In 1941-42, the swaying of the North African front made life difficult for the Fascist Italian film industry. The troupe shooting I cavalieri del deserto, for example, had to flee when Allied forces, shooting in a different manner, approached too near. This movie’s scriptwriters, engaged in adapting a racy Emilio Salgari novel, were Vittorio Mussolini, eldest son of the dictator, and Federico Fellini, famous in the post-war era for his wry portrayals of his people’s peccadilloes. It might seem an unlikely partnership. Yet such conjunctions and disjunctions lie at the heart of Ruth Ben-Ghiat’s fine study of the intricacies of her subject.
Her gaze is directed at films produced in Fascist Italy with themes that tied in with the dictatorship’s violent rule of those colonies it had inherited from the Liberals (Libya, Eritrea, Somalia) and those it conquered (Ethiopia in 1935-36, Albania in 1939). Her purpose, she explains at the end of the book, is to display the “emphatic yet elusive relationship” such Fascist cinema had with “its own times”, a history with its own peaks and troughs, especially as Italy’s Second World War became a story of defeat and imperial loss. Films made in the 1930s centred much of their appeal and message on being shot on site, where the extras, white and black, were “real” and only lead roles were taken by “stars”. By contrast, Bengasi, which won the major prize at the Venice Biennale in the year of its release (1942), was filmed, of necessity, at Rome’s Cinecittà. Nonetheless, the regime did spare 5,000 soldiers from its ever more hard-pressed war fronts to give flesh to the movie’s battle scenes. Here, notes Ben-Ghiat, was a “measure of the importance” of cinema to the regime.
Ben-Ghiat begins with theoretical and historical introductions before transitioning into detailed readings of eight films: Kif Tebbi, 1928; Il grande appello, 1936; Luciano Serra, pilota, 1938; Lo squadrone bianco, 1936, perhaps Augusto Genina’s directorial masterpiece; Sentinelle di bronzo, 1937; L’Esclave blanc/Jungla nera, 1936; Sotto la Croce del Sud, 1938; and Un pilota ritorna, 1942 (one of young director Roberto Rossellini’s “Fascist” trilogy, soon to be replaced on screens by his “Anti-Fascist” trilogy led by Rome: Open City in 1945). She reads with acumen and span, her analysis ably reviewing Italian empire cinema’s parallels with, and differences from, films produced in older and greater empires such as those of Britain and France, in Italy’s Axis partner, Nazi Germany, or in Hollywood, already triumphant in its own imperium of publicity and sales. Despite Fascism’s devotion to “autarchy”, three-quarters of cinema tickets sold in Italy in 1938 were for Hollywood films. With such background sketched, each film is also scrutinised for its messages, witting and unwitting, visual and aural; Ben-Ghiat is acutely aware of sight and sound.

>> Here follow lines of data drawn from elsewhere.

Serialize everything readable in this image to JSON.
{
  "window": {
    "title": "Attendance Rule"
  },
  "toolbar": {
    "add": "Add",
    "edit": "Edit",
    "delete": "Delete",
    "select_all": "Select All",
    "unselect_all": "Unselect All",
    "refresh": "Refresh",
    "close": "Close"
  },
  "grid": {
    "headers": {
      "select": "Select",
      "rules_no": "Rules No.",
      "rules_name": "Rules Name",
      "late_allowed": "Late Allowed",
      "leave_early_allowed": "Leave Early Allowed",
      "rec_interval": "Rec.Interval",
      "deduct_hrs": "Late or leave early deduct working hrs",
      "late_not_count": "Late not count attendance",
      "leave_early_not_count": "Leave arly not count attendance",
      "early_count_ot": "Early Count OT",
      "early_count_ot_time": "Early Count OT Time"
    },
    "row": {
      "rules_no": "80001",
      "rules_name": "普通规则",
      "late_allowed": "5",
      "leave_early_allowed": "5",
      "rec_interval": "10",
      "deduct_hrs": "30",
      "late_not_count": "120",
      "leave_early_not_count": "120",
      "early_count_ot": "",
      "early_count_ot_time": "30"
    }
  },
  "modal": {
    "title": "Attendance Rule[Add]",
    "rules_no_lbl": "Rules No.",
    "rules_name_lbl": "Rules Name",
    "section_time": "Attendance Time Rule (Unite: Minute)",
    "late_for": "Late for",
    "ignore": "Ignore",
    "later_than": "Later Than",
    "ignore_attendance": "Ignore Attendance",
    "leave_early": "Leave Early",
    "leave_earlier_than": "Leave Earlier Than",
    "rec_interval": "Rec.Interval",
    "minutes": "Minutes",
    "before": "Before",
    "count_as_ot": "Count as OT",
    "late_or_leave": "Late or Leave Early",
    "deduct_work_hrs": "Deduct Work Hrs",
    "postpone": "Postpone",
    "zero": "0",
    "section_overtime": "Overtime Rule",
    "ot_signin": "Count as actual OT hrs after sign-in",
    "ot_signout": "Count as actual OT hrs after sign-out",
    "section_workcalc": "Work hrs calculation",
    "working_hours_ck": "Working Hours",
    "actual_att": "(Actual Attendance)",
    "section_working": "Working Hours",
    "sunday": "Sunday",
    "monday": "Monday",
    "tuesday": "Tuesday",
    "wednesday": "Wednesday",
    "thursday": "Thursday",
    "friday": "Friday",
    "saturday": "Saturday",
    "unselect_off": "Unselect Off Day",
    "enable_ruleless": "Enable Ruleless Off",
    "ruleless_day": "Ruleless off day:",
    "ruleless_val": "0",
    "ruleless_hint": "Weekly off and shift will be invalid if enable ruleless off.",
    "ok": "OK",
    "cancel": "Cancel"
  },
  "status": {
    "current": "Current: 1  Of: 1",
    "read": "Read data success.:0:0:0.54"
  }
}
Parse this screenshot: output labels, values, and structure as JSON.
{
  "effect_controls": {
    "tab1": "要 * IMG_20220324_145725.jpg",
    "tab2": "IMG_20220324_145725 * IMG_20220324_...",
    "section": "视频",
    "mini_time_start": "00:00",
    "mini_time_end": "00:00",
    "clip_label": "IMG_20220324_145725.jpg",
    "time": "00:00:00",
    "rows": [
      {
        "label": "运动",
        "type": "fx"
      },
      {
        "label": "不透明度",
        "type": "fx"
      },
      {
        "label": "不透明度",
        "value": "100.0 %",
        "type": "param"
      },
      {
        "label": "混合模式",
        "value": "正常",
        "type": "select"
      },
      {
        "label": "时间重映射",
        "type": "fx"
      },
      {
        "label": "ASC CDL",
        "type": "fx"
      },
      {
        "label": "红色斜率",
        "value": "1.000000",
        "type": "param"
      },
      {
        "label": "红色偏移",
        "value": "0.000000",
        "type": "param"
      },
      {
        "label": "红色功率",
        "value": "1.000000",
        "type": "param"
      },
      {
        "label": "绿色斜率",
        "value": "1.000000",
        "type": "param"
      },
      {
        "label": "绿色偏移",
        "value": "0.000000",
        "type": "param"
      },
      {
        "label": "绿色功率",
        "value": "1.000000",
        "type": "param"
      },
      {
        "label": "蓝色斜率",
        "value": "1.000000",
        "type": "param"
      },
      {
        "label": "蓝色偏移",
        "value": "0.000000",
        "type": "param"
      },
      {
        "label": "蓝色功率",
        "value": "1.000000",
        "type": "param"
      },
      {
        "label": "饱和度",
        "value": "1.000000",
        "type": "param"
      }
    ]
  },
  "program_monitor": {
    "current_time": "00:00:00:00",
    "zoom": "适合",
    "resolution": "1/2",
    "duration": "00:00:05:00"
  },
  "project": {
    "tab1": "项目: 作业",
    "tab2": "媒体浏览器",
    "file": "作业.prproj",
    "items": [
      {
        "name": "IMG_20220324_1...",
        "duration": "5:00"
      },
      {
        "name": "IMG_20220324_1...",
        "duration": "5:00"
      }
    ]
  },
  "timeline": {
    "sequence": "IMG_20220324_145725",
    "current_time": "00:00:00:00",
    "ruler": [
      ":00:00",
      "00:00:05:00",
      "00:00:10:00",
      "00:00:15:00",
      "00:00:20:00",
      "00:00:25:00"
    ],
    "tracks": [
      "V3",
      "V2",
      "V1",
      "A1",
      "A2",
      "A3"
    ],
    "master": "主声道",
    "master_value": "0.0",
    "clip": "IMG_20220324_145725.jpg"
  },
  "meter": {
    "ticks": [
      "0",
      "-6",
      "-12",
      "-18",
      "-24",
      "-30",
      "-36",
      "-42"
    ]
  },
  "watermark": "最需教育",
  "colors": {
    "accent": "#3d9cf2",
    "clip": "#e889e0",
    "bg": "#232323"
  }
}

Sometimes readers might fear that the ghost of Derrida lurks in the margins of this monograph, advising that “there is nothing outside the text”. Certainly Ben‑Ghiat does not seriously ask who Vittorio Mussolini and Federico Fellini were in 1942, nor does she question how their relationship functioned. Yet this is a minor quibble. Italian Fascism’s Empire Cinema is the most subtle and detailed examination we have of a crucial element of the cultural practice of “totalitarian” dictatorship, Italian-style.
Richard Bosworth is senior research fellow, Jesus College, Oxford, and author of Italian Venice: A History (2014).
Italian Fascism’s Empire Cinema
By Ruth Ben-Ghiat
Indiana University Press, 420pp, £61.00 and £24.99
ISBN 9780253015525, 5594 and 5662 (e-book)
Published 11 February 2015